Peter Carter's death was a tragic moment for Federer, but it was also the wake-up call for him that started to train very hard nearly like to honor the memory of his coach.

That moment sparked a late-career resurgence including back-to-back Australian Open titles.

When Federer learnt of his coach's death, he ran through the streets "bawling and hysterical".

"Peter was really a really important person in my life because I think if I can say thank you for my technique today, it's to Peter", he said.

Peter was Federer's coach when the Swiss was at the very beginning of his career, and he died tragically in South Africa during a safari in occasion of his honeymoon for a vehicle accident back in 2002.

While Carter coached Federer, his countryman Darren Cahill trained a young Lleyton Hewitt, a future Australian tennis star, in Adelaide.

"I do get emotional watching movies sometimes but I did not know I had this happy cry as we call it in our family, not just when you are winning, but the kiddies", the Basel native said. "We played each other at 14, 16, 20 years old, and who knew we'd be Wimbledon champions and world number ones". "The legends that I admire from that country, the coaches that I've had have been incredibly inspirational and important to me in my life".

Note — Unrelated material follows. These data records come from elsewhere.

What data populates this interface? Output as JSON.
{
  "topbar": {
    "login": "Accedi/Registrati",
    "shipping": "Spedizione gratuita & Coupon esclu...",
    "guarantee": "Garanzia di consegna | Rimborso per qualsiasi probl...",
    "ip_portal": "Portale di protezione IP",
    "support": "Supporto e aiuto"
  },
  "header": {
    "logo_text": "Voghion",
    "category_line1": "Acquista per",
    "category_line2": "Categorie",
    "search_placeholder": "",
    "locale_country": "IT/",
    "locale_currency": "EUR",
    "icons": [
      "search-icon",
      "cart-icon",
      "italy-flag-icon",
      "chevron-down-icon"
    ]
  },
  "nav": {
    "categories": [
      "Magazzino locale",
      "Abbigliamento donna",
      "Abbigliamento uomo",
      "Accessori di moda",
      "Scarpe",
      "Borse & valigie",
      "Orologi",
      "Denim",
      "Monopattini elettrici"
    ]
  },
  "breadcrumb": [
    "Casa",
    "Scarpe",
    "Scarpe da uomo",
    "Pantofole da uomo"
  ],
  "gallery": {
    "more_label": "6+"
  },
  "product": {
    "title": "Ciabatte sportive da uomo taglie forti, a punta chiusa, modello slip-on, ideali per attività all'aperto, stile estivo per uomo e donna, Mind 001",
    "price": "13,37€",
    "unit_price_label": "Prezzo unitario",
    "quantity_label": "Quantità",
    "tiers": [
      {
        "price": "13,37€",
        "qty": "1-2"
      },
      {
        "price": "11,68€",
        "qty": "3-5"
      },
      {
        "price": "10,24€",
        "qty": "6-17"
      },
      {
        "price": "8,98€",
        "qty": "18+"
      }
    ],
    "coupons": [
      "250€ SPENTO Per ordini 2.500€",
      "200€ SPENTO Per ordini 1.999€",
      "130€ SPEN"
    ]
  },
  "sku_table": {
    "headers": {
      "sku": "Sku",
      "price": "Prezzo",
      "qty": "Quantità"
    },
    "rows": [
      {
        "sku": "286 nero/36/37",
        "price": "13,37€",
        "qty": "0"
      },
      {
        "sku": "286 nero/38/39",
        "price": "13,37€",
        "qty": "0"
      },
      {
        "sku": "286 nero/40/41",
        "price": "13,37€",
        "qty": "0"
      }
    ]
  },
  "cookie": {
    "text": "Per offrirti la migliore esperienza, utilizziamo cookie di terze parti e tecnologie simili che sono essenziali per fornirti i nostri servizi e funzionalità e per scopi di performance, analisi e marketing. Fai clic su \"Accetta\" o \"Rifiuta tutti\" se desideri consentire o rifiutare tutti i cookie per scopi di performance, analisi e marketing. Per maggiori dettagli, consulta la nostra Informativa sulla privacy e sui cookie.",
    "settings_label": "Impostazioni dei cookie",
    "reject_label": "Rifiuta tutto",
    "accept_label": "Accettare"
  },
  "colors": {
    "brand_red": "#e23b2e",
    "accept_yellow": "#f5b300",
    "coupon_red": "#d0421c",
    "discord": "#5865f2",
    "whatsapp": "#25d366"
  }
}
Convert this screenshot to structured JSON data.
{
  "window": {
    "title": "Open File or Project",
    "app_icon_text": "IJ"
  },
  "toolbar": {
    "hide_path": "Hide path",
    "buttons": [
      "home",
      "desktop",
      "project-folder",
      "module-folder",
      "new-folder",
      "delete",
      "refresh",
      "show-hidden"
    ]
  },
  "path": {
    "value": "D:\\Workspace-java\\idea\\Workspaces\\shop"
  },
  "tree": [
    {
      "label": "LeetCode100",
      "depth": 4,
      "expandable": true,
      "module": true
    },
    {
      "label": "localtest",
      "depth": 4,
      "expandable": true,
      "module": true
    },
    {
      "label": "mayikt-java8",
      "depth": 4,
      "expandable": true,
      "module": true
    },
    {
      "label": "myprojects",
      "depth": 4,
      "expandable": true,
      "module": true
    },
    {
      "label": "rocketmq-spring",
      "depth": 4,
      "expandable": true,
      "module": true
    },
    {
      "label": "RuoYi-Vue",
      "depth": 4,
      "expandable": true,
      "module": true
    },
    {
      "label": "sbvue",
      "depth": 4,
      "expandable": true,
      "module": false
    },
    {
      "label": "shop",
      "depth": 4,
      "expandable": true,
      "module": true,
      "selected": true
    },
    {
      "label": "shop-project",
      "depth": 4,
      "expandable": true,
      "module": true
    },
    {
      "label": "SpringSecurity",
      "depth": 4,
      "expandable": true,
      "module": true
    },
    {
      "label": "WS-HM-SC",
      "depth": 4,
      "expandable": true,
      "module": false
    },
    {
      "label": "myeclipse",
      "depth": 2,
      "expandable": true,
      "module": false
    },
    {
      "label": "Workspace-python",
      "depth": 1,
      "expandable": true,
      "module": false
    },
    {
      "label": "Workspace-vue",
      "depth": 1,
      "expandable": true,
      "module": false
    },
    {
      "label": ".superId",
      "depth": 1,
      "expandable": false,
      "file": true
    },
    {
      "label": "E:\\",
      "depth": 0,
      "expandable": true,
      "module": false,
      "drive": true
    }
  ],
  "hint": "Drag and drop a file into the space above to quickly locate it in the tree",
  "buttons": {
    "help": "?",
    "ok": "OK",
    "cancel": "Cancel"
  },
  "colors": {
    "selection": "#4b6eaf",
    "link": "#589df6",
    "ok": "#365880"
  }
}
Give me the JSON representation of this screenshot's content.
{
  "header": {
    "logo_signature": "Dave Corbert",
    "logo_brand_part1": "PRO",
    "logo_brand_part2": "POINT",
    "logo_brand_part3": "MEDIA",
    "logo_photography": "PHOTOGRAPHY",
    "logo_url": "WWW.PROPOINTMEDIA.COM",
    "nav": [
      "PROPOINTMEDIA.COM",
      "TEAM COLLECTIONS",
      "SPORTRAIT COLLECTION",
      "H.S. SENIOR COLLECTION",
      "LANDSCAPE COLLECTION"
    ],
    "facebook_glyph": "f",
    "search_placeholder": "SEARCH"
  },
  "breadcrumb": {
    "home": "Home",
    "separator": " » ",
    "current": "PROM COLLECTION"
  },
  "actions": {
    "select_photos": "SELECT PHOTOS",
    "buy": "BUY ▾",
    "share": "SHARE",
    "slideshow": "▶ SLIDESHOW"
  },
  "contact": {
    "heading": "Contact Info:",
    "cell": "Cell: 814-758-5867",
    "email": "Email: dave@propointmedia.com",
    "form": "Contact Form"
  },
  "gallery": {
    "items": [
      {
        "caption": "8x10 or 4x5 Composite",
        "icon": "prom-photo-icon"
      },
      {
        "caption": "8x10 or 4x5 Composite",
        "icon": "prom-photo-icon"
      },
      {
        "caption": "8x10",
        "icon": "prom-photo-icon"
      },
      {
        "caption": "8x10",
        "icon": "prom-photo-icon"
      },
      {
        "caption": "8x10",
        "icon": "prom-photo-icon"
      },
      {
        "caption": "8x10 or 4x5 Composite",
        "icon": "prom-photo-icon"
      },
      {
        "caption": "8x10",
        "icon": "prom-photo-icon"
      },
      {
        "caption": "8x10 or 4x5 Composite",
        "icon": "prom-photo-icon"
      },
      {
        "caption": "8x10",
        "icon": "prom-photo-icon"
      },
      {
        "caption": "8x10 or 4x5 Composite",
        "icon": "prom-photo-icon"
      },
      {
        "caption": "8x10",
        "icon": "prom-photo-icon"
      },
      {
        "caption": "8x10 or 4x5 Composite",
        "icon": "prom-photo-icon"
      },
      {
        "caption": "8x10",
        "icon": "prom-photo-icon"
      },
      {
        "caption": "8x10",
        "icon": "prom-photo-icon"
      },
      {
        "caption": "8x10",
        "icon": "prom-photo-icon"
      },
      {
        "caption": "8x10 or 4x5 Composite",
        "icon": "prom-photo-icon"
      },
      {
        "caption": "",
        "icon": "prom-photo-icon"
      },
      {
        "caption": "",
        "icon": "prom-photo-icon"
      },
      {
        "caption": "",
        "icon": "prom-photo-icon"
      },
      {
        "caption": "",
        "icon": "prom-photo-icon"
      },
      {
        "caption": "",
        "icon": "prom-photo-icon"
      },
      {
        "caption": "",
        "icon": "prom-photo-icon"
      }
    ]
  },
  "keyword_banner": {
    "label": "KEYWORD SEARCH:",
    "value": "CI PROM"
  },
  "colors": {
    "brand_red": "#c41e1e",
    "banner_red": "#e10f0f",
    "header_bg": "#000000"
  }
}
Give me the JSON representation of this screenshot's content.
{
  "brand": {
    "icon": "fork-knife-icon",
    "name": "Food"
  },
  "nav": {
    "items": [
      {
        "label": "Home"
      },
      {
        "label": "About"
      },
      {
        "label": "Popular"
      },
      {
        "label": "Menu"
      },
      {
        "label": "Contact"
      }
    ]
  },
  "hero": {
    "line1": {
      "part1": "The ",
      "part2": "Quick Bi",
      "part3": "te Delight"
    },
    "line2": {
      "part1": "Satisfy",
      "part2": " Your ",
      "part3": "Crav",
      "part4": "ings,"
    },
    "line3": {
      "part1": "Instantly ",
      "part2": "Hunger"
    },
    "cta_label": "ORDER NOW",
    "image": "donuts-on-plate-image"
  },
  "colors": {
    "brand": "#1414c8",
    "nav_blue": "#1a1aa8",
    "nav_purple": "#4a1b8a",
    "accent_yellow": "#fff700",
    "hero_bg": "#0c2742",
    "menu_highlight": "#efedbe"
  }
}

Murray's hip surgery meant he played just six events in 2018, and Nadal's truncated 2018 campaign was bookended by injuries that forced to him to retire in both the Australian and US Opens.